Exercise objective:
Leave the images out. Give every line below again, precisely.

Given entries:
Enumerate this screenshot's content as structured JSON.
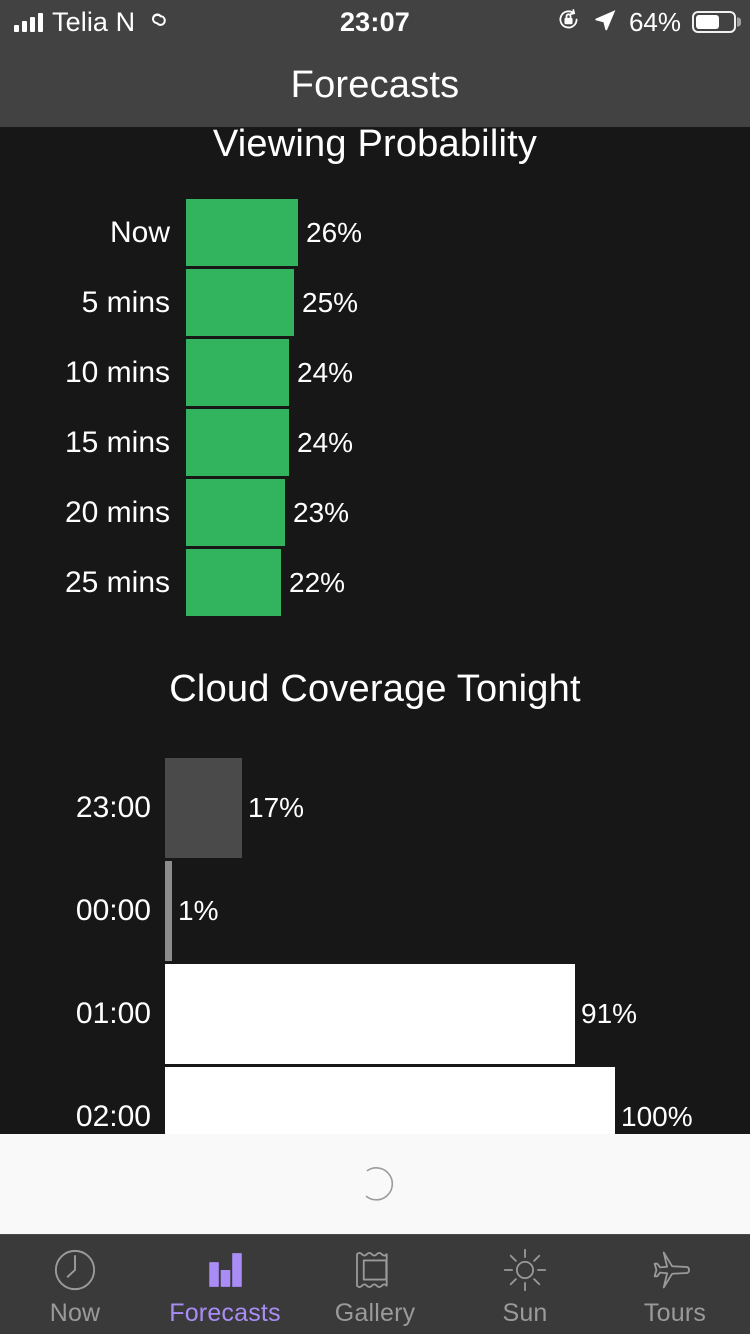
{
  "status_bar": {
    "carrier": "Telia N",
    "time": "23:07",
    "battery_percent": "64%",
    "signal_icon": "signal-bars-icon",
    "link_icon": "personal-hotspot-icon",
    "rotation_lock_icon": "rotation-lock-icon",
    "location_icon": "location-arrow-icon",
    "battery_icon": "battery-icon",
    "battery_level": 64
  },
  "nav_bar": {
    "title": "Forecasts"
  },
  "chart_data": [
    {
      "type": "bar",
      "orientation": "horizontal",
      "title": "Viewing Probability",
      "xlabel": "",
      "ylabel": "",
      "xlim": [
        0,
        100
      ],
      "grid": false,
      "legend": "none",
      "bar_color": "#32b45e",
      "categories": [
        "Now",
        "5 mins",
        "10 mins",
        "15 mins",
        "20 mins",
        "25 mins"
      ],
      "values": [
        26,
        25,
        24,
        24,
        23,
        22
      ],
      "value_labels": [
        "26%",
        "25%",
        "24%",
        "24%",
        "23%",
        "22%"
      ]
    },
    {
      "type": "bar",
      "orientation": "horizontal",
      "title": "Cloud Coverage Tonight",
      "xlabel": "",
      "ylabel": "",
      "xlim": [
        0,
        100
      ],
      "grid": false,
      "legend": "none",
      "categories": [
        "23:00",
        "00:00",
        "01:00",
        "02:00"
      ],
      "values": [
        17,
        1,
        91,
        100
      ],
      "value_labels": [
        "17%",
        "1%",
        "91%",
        "100%"
      ],
      "bar_colors": [
        "#4a4a4a",
        "#8c8c8c",
        "#ffffff",
        "#ffffff"
      ]
    }
  ],
  "loading": {
    "spinner_icon": "loading-spinner-icon"
  },
  "tab_bar": {
    "active_color": "#a98cf5",
    "inactive_color": "#9a9a9a",
    "items": [
      {
        "label": "Now",
        "icon": "clock-icon",
        "active": false
      },
      {
        "label": "Forecasts",
        "icon": "bar-chart-icon",
        "active": true
      },
      {
        "label": "Gallery",
        "icon": "picture-frame-icon",
        "active": false
      },
      {
        "label": "Sun",
        "icon": "sun-icon",
        "active": false
      },
      {
        "label": "Tours",
        "icon": "airplane-icon",
        "active": false
      }
    ]
  }
}
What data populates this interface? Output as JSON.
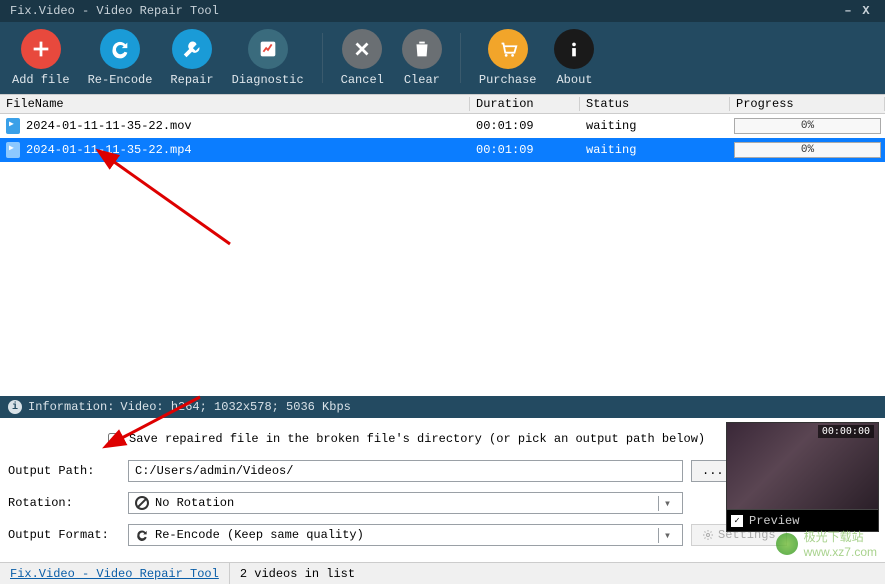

Result for this exercise:
Enumerate this screenshot's content as structured JSON.
{
  "status_bar": {
    "carrier": "Telia N",
    "time": "23:07",
    "battery_percent": "64%",
    "signal_icon": "signal-bars-icon",
    "link_icon": "personal-hotspot-icon",
    "rotation_lock_icon": "rotation-lock-icon",
    "location_icon": "location-arrow-icon",
    "battery_icon": "battery-icon",
    "battery_level": 64
  },
  "nav_bar": {
    "title": "Forecasts"
  },
  "chart_data": [
    {
      "type": "bar",
      "orientation": "horizontal",
      "title": "Viewing Probability",
      "xlabel": "",
      "ylabel": "",
      "xlim": [
        0,
        100
      ],
      "grid": false,
      "legend": "none",
      "bar_color": "#32b45e",
      "categories": [
        "Now",
        "5 mins",
        "10 mins",
        "15 mins",
        "20 mins",
        "25 mins"
      ],
      "values": [
        26,
        25,
        24,
        24,
        23,
        22
      ],
      "value_labels": [
        "26%",
        "25%",
        "24%",
        "24%",
        "23%",
        "22%"
      ]
    },
    {
      "type": "bar",
      "orientation": "horizontal",
      "title": "Cloud Coverage Tonight",
      "xlabel": "",
      "ylabel": "",
      "xlim": [
        0,
        100
      ],
      "grid": false,
      "legend": "none",
      "categories": [
        "23:00",
        "00:00",
        "01:00",
        "02:00"
      ],
      "values": [
        17,
        1,
        91,
        100
      ],
      "value_labels": [
        "17%",
        "1%",
        "91%",
        "100%"
      ],
      "bar_colors": [
        "#4a4a4a",
        "#8c8c8c",
        "#ffffff",
        "#ffffff"
      ]
    }
  ],
  "loading": {
    "spinner_icon": "loading-spinner-icon"
  },
  "tab_bar": {
    "active_color": "#a98cf5",
    "inactive_color": "#9a9a9a",
    "items": [
      {
        "label": "Now",
        "icon": "clock-icon",
        "active": false
      },
      {
        "label": "Forecasts",
        "icon": "bar-chart-icon",
        "active": true
      },
      {
        "label": "Gallery",
        "icon": "picture-frame-icon",
        "active": false
      },
      {
        "label": "Sun",
        "icon": "sun-icon",
        "active": false
      },
      {
        "label": "Tours",
        "icon": "airplane-icon",
        "active": false
      }
    ]
  }
}
What data populates this interface? Output as JSON.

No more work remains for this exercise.